[Data items]
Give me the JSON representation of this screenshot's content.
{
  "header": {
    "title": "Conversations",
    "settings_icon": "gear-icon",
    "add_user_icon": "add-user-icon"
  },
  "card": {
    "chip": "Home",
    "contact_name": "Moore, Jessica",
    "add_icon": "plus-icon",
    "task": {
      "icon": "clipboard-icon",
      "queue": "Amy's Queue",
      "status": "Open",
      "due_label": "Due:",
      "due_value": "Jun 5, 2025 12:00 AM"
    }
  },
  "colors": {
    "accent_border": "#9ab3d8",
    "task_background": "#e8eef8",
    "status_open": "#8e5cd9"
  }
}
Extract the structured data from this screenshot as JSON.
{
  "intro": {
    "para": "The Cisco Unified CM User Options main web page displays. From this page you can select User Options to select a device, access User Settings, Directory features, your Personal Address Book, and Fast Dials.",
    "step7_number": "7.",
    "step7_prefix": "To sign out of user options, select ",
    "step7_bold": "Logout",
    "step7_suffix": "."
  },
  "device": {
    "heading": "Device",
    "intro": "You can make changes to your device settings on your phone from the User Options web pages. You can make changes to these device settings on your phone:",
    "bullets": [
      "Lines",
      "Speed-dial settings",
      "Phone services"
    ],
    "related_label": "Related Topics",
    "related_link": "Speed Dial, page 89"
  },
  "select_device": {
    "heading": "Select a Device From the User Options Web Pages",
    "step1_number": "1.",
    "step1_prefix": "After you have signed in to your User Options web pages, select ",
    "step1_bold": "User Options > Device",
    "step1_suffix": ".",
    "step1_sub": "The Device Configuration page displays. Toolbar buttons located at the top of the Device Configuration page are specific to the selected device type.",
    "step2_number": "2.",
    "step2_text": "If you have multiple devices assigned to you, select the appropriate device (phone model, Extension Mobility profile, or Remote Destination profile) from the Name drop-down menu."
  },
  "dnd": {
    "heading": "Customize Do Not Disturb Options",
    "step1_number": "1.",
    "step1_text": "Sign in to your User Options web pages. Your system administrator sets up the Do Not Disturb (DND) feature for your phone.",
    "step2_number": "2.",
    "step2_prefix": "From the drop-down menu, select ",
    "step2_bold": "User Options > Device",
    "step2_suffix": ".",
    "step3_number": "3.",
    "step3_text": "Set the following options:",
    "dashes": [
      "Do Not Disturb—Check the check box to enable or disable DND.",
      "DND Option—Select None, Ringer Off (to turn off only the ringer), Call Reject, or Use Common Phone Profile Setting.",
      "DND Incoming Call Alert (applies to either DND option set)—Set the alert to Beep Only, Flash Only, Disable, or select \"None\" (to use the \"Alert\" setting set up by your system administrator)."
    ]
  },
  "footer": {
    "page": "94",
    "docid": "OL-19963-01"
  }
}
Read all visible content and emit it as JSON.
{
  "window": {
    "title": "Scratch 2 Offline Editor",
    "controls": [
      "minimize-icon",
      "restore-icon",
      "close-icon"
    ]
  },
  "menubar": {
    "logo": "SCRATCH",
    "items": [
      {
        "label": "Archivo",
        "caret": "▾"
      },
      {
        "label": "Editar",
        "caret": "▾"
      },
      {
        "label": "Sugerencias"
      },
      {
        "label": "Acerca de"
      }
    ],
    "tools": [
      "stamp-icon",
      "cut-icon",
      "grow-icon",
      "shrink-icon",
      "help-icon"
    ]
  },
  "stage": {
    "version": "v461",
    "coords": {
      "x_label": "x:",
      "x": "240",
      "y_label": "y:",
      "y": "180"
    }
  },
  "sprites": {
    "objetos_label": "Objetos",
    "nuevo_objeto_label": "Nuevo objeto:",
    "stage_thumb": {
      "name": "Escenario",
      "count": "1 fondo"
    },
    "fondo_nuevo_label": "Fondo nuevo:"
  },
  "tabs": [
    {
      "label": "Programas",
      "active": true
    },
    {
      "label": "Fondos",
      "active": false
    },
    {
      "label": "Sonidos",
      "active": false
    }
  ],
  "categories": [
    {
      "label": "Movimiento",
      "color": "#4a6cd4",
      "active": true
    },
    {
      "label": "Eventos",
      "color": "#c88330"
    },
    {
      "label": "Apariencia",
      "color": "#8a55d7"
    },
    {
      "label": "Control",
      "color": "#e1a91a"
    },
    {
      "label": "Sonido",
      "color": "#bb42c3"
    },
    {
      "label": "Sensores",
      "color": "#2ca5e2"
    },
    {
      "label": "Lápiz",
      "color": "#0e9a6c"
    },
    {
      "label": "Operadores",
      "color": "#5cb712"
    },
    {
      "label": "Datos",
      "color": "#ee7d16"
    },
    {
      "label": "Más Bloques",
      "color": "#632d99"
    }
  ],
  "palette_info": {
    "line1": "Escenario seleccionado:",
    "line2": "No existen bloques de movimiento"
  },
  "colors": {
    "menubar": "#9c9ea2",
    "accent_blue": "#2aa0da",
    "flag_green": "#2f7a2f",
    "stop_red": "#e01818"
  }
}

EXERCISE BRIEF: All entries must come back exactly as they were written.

TASK RESULT:
Give me the JSON representation of this screenshot's content.
{
  "header": {
    "title": "Conversations",
    "settings_icon": "gear-icon",
    "add_user_icon": "add-user-icon"
  },
  "card": {
    "chip": "Home",
    "contact_name": "Moore, Jessica",
    "add_icon": "plus-icon",
    "task": {
      "icon": "clipboard-icon",
      "queue": "Amy's Queue",
      "status": "Open",
      "due_label": "Due:",
      "due_value": "Jun 5, 2025 12:00 AM"
    }
  },
  "colors": {
    "accent_border": "#9ab3d8",
    "task_background": "#e8eef8",
    "status_open": "#8e5cd9"
  }
}
Extract the structured data from this screenshot as JSON.
{
  "intro": {
    "para": "The Cisco Unified CM User Options main web page displays. From this page you can select User Options to select a device, access User Settings, Directory features, your Personal Address Book, and Fast Dials.",
    "step7_number": "7.",
    "step7_prefix": "To sign out of user options, select ",
    "step7_bold": "Logout",
    "step7_suffix": "."
  },
  "device": {
    "heading": "Device",
    "intro": "You can make changes to your device settings on your phone from the User Options web pages. You can make changes to these device settings on your phone:",
    "bullets": [
      "Lines",
      "Speed-dial settings",
      "Phone services"
    ],
    "related_label": "Related Topics",
    "related_link": "Speed Dial, page 89"
  },
  "select_device": {
    "heading": "Select a Device From the User Options Web Pages",
    "step1_number": "1.",
    "step1_prefix": "After you have signed in to your User Options web pages, select ",
    "step1_bold": "User Options > Device",
    "step1_suffix": ".",
    "step1_sub": "The Device Configuration page displays. Toolbar buttons located at the top of the Device Configuration page are specific to the selected device type.",
    "step2_number": "2.",
    "step2_text": "If you have multiple devices assigned to you, select the appropriate device (phone model, Extension Mobility profile, or Remote Destination profile) from the Name drop-down menu."
  },
  "dnd": {
    "heading": "Customize Do Not Disturb Options",
    "step1_number": "1.",
    "step1_text": "Sign in to your User Options web pages. Your system administrator sets up the Do Not Disturb (DND) feature for your phone.",
    "step2_number": "2.",
    "step2_prefix": "From the drop-down menu, select ",
    "step2_bold": "User Options > Device",
    "step2_suffix": ".",
    "step3_number": "3.",
    "step3_text": "Set the following options:",
    "dashes": [
      "Do Not Disturb—Check the check box to enable or disable DND.",
      "DND Option—Select None, Ringer Off (to turn off only the ringer), Call Reject, or Use Common Phone Profile Setting.",
      "DND Incoming Call Alert (applies to either DND option set)—Set the alert to Beep Only, Flash Only, Disable, or select \"None\" (to use the \"Alert\" setting set up by your system administrator)."
    ]
  },
  "footer": {
    "page": "94",
    "docid": "OL-19963-01"
  }
}
Read all visible content and emit it as JSON.
{
  "window": {
    "title": "Scratch 2 Offline Editor",
    "controls": [
      "minimize-icon",
      "restore-icon",
      "close-icon"
    ]
  },
  "menubar": {
    "logo": "SCRATCH",
    "items": [
      {
        "label": "Archivo",
        "caret": "▾"
      },
      {
        "label": "Editar",
        "caret": "▾"
      },
      {
        "label": "Sugerencias"
      },
      {
        "label": "Acerca de"
      }
    ],
    "tools": [
      "stamp-icon",
      "cut-icon",
      "grow-icon",
      "shrink-icon",
      "help-icon"
    ]
  },
  "stage": {
    "version": "v461",
    "coords": {
      "x_label": "x:",
      "x": "240",
      "y_label": "y:",
      "y": "180"
    }
  },
  "sprites": {
    "objetos_label": "Objetos",
    "nuevo_objeto_label": "Nuevo objeto:",
    "stage_thumb": {
      "name": "Escenario",
      "count": "1 fondo"
    },
    "fondo_nuevo_label": "Fondo nuevo:"
  },
  "tabs": [
    {
      "label": "Programas",
      "active": true
    },
    {
      "label": "Fondos",
      "active": false
    },
    {
      "label": "Sonidos",
      "active": false
    }
  ],
  "categories": [
    {
      "label": "Movimiento",
      "color": "#4a6cd4",
      "active": true
    },
    {
      "label": "Eventos",
      "color": "#c88330"
    },
    {
      "label": "Apariencia",
      "color": "#8a55d7"
    },
    {
      "label": "Control",
      "color": "#e1a91a"
    },
    {
      "label": "Sonido",
      "color": "#bb42c3"
    },
    {
      "label": "Sensores",
      "color": "#2ca5e2"
    },
    {
      "label": "Lápiz",
      "color": "#0e9a6c"
    },
    {
      "label": "Operadores",
      "color": "#5cb712"
    },
    {
      "label": "Datos",
      "color": "#ee7d16"
    },
    {
      "label": "Más Bloques",
      "color": "#632d99"
    }
  ],
  "palette_info": {
    "line1": "Escenario seleccionado:",
    "line2": "No existen bloques de movimiento"
  },
  "colors": {
    "menubar": "#9c9ea2",
    "accent_blue": "#2aa0da",
    "flag_green": "#2f7a2f",
    "stop_red": "#e01818"
  }
}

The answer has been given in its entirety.